Uttering threats is when you communicate a threat to a person in any way to:
- Cause harm or kill that person
- Damage that person’s property
- Kill or injure an animal that the person owns.
Uttering simply means to communicate a threat. It does not necessarily have to be spoken. It can be done by email, text message or social media. Gesturing in a threatening way can also be seen by a court as uttering threats. The courts have ruled that threatening psychological harm or injury can result in a person being charged with the offence of threatening.
As mentioned above, threatening to do damage or cause mischief can result in a threatening charge under section 264 of the Criminal Code of Canada. In order for someone to be convicted of uttering threats, the prosecutor must prove that the threat was intended to be taken seriously. As a result, jokes and things said playfully should not result in a charge and conviction for this offence.
If a person is convicted of this offence, the court can and often does make an order preventing the convicted person from owning weapons for a period of time. The courts also have discretion to order that a person convicted give a sample of his/her DNA.
The courts and authorities take uttering threats charges very seriously in a domestic violence situation. The maximum sentence for an uttering threats charge is a prison term of two years. If you are charged with threatening, it is very likely that you will also be under a no contact order with the victim of the threats.

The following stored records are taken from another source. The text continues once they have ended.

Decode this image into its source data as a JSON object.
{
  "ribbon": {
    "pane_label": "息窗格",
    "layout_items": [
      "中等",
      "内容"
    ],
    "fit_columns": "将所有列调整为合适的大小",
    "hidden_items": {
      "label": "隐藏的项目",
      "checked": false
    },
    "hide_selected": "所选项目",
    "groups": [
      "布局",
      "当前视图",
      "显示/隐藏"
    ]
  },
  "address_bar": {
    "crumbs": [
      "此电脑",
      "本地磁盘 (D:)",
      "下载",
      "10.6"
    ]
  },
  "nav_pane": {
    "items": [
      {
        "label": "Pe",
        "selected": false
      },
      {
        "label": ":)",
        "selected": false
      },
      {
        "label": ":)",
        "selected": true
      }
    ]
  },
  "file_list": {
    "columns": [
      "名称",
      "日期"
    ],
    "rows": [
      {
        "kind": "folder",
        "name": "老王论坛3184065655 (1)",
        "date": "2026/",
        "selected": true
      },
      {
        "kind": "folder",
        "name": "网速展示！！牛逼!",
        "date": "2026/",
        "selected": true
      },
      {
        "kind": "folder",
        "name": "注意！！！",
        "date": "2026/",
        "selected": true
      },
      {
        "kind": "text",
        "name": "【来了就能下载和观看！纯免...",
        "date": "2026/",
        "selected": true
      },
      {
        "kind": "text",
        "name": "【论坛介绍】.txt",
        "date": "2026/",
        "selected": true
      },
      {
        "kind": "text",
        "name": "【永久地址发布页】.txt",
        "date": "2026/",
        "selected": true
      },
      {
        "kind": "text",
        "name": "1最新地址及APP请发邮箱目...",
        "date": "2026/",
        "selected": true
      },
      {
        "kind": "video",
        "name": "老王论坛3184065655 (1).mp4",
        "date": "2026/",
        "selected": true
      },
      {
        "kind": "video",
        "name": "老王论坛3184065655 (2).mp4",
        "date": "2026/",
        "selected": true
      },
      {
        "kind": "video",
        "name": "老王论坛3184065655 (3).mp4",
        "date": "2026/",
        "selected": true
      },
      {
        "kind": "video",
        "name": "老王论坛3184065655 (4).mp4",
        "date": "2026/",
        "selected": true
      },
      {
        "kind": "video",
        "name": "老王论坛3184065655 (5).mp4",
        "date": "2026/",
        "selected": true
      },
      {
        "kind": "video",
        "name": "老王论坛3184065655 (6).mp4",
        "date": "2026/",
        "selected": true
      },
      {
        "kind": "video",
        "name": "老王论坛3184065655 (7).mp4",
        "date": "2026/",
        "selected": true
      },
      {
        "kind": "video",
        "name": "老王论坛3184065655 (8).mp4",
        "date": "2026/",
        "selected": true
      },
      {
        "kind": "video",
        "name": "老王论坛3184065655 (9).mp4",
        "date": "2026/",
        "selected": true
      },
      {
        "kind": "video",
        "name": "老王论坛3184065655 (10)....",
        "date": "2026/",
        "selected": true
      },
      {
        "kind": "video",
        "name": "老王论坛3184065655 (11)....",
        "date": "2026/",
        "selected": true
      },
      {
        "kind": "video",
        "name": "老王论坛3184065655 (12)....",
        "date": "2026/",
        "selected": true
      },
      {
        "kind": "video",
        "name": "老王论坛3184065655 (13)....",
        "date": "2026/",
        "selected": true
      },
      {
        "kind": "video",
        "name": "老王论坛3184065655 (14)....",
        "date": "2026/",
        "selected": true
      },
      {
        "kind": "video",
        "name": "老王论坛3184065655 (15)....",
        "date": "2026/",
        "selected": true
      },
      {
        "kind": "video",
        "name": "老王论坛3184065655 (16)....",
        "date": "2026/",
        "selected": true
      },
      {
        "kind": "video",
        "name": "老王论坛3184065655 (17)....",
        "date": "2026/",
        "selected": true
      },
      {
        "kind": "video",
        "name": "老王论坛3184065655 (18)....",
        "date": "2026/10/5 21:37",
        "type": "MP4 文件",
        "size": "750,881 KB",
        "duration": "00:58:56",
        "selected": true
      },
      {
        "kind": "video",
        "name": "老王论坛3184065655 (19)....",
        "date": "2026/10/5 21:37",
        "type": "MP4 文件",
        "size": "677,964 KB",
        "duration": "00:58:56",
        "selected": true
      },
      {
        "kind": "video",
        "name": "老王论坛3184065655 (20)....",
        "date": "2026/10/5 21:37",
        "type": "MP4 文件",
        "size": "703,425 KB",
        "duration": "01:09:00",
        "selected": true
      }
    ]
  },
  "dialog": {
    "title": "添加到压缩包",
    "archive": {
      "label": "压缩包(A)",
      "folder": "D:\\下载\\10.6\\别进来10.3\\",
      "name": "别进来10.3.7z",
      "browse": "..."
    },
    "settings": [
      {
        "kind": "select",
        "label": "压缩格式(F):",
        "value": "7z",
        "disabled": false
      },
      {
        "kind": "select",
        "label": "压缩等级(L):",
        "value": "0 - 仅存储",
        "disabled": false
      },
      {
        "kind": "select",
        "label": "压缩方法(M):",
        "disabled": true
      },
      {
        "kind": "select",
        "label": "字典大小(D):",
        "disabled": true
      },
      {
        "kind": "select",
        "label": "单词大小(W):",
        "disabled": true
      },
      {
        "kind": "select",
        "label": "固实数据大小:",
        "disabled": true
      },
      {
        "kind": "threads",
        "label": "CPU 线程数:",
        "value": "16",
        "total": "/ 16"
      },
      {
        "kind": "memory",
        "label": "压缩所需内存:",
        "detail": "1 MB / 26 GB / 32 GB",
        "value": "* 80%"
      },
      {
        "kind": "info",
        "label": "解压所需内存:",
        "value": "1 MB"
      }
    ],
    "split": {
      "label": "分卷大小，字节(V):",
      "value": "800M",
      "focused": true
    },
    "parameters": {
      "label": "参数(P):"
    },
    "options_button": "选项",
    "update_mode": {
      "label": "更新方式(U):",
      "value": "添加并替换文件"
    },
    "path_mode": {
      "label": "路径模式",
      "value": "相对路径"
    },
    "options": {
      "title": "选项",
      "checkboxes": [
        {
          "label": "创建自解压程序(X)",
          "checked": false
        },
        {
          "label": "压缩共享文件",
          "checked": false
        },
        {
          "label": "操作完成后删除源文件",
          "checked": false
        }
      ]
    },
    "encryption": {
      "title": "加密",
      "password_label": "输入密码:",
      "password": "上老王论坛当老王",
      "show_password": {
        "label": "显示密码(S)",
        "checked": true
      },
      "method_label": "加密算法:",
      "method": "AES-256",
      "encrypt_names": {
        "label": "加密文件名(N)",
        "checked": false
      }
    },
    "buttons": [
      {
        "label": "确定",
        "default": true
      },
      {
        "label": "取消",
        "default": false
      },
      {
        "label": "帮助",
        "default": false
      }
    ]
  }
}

It is important that you are properly represented by a domestic violence lawyer if you are facing charges of uttering threats in a domestic setting. A skilled and knowledgeable criminal lawyer can be the difference between a conviction and subsequent jail sentence and getting your domestic assault charges dropped.